Toyota Motor Co. on Tuesday officially kicked off production and sale of the Mirai, the company’s hydrogen-powered four-door midsized sedan. Though its initial production targets are low, Toyota is cautiously emerging as the auto industry's biggest proponent of hydrogen-powered cars. But skeptics, including Telsa Motors CEO Elon Musk, say hydrogen has no future as a fuel source for consumer vehicles like the Mirai. 

“Like the [Lexus] LFA of lore, the Mirai is hand built,” said Bertel Schmitt at the Daily Kanban blog, who attended the ceremony honoring the vehicle’s kick-off at Toyota’s Motomachi plant in Toyota City, Japan. “No assembly line, no robots. Just 13 workers assemble the Mirai, and only three cars are made each day.”

Described by plant assistant manager Mitsuyuki Suenaga as a “very inefficient process,” the production of the Mirai will move at a snail’s pace as workers learn how to assemble a hydrogen-fuel-cell car platform. Toyota says it aims to increase production of the car gradually in this training workshop from 700 vehicles this year to 4,000 by 2017.

Last month, Prime Minister Shinzo Abe was one of the first to receive a Mirai as he made bold proclamation about ushering in the “hydrogen era.” Japan is pushing the technology by reducing regulations, building fuel cell filing stations and offering subsidies of as much as $25,500 for the $61,000 vehicle. The car will go on sale in California sometime this year for $57,500, excluding the state’s fuel-cell incentive of $13,000.  

Hydrogen fuel cells have been around for more than a century. They’re used in the International Space Station because they offer a reliable source of electrical power whose byproducts are simply electricity, heat and water, all things you could really use in space.

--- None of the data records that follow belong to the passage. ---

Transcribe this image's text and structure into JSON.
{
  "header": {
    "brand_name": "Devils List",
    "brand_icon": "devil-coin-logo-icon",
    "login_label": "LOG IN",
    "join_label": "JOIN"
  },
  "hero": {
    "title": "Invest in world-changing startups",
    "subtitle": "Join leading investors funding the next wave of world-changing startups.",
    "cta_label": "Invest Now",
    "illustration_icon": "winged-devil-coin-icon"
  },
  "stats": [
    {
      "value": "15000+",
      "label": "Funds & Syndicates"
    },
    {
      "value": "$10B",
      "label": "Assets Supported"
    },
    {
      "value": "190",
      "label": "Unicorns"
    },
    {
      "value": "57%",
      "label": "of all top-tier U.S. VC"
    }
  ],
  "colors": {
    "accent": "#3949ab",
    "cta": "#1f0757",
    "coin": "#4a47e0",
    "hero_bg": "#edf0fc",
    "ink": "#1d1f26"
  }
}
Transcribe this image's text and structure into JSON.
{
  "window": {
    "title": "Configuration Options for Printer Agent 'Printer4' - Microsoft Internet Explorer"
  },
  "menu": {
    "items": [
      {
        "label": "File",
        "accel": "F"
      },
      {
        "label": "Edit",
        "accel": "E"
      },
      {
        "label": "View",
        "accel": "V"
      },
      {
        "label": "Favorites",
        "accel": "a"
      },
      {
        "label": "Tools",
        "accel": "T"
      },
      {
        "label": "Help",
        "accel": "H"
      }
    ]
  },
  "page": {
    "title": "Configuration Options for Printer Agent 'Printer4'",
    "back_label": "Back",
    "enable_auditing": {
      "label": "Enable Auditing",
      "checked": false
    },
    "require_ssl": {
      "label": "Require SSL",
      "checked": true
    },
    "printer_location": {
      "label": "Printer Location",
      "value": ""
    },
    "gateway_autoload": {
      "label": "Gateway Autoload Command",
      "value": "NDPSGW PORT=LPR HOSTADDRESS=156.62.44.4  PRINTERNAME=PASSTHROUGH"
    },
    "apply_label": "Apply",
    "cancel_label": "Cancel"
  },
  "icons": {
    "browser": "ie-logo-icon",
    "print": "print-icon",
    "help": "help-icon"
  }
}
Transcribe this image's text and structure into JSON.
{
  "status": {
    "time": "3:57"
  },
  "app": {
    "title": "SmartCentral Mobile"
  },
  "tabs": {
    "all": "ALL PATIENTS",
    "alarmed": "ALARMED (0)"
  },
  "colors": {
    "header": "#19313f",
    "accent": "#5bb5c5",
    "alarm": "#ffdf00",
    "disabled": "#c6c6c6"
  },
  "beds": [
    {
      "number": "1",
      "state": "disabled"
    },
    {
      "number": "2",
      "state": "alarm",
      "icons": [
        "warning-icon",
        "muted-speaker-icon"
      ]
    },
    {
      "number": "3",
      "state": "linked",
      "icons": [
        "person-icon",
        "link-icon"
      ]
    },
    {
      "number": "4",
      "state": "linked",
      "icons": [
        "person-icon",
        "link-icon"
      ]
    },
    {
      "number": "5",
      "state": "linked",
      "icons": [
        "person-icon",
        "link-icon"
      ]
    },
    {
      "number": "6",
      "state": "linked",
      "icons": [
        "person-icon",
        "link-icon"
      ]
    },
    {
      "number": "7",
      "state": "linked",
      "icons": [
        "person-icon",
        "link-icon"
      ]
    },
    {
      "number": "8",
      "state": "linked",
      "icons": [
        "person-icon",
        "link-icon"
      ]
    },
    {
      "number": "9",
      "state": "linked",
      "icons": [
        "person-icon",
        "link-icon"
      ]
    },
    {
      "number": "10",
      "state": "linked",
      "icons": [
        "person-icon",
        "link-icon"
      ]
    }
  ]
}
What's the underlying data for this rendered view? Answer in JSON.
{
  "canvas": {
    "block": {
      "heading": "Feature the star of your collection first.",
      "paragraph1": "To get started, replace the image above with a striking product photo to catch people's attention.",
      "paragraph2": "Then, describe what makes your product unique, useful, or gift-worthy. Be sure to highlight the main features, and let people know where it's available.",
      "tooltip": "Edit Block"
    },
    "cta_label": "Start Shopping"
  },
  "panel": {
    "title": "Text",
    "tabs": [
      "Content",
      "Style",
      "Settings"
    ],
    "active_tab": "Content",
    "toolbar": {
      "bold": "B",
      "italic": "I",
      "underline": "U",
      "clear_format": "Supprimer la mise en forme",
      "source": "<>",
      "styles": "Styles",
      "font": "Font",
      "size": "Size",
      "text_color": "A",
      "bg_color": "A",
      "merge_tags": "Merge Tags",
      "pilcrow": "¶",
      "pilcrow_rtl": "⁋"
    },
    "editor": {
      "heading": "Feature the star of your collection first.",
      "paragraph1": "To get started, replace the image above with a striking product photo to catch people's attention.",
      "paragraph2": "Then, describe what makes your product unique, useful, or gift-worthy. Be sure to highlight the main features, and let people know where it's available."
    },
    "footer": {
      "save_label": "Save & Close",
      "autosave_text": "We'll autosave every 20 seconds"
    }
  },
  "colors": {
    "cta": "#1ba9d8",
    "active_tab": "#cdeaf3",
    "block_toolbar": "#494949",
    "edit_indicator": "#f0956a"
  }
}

But hydrogen skeptics point out nobody has really yet figured out how to produce hydrogen from renewable resources on a commercial scale. Testing in labs have yielded viable hopes of a future zero-emission source for hydrogen, but for now the element is currently harvested using natural gas and coal, though a process of electrolysis that harvests hydrogen from water. The hydrogen is then mixed with oxygen in a fuel cell stack to produce electricity that powers a car’s electric drivetrain.

Electricity on the other hand is already being produced in some parts of the world where natural resources – namely a mix of geothermal, hydro-electric, wind, solar and nuclear – allow local grids to be powered partially or fully without fossil fuels.

One of the most vocal skeptics of hydrogen is Tesla Motors CEO Elon Musk. He’s made numerous (and sometimes colorful) comments in the past about the technology.

Speaking at the at the Automotive News World Congress in Detroit last month, Musk explained in detail why he thinks hydrogen has no future in cars:

“Electrolysis is extremely inefficient as an energy process . . . if you, say, took a solar panel and use the energy from that to just charge a battery pack directly, compared to try to split water, take the hydrogen, dump the oxygen, compress the hydrogen to an extremely high pressure (or liquefy it) and then put it in a car and run a fuel-cell, it is about half the efficiency, it’s terrible. Why would you do that? It makes no sense.”

Carter Driscoll, Tesla senior analyst of investment bank MLV & Co., said in a telephone interview after Tesla’s quarterly report earlier this month that it’s no surprise the man who wants to electrify the automotive industry would be a vocal critic of hydrogen.

“You would expect Musk to make these comments about hydrogen, considering he’s selling an electric car,” he said. “His mindset has always been getting away from fossil fuels. He sees putting charging infrastructure in your garage and putting an electric storage unit in your basement. He wants to change the way energy is collected and stored in this country.”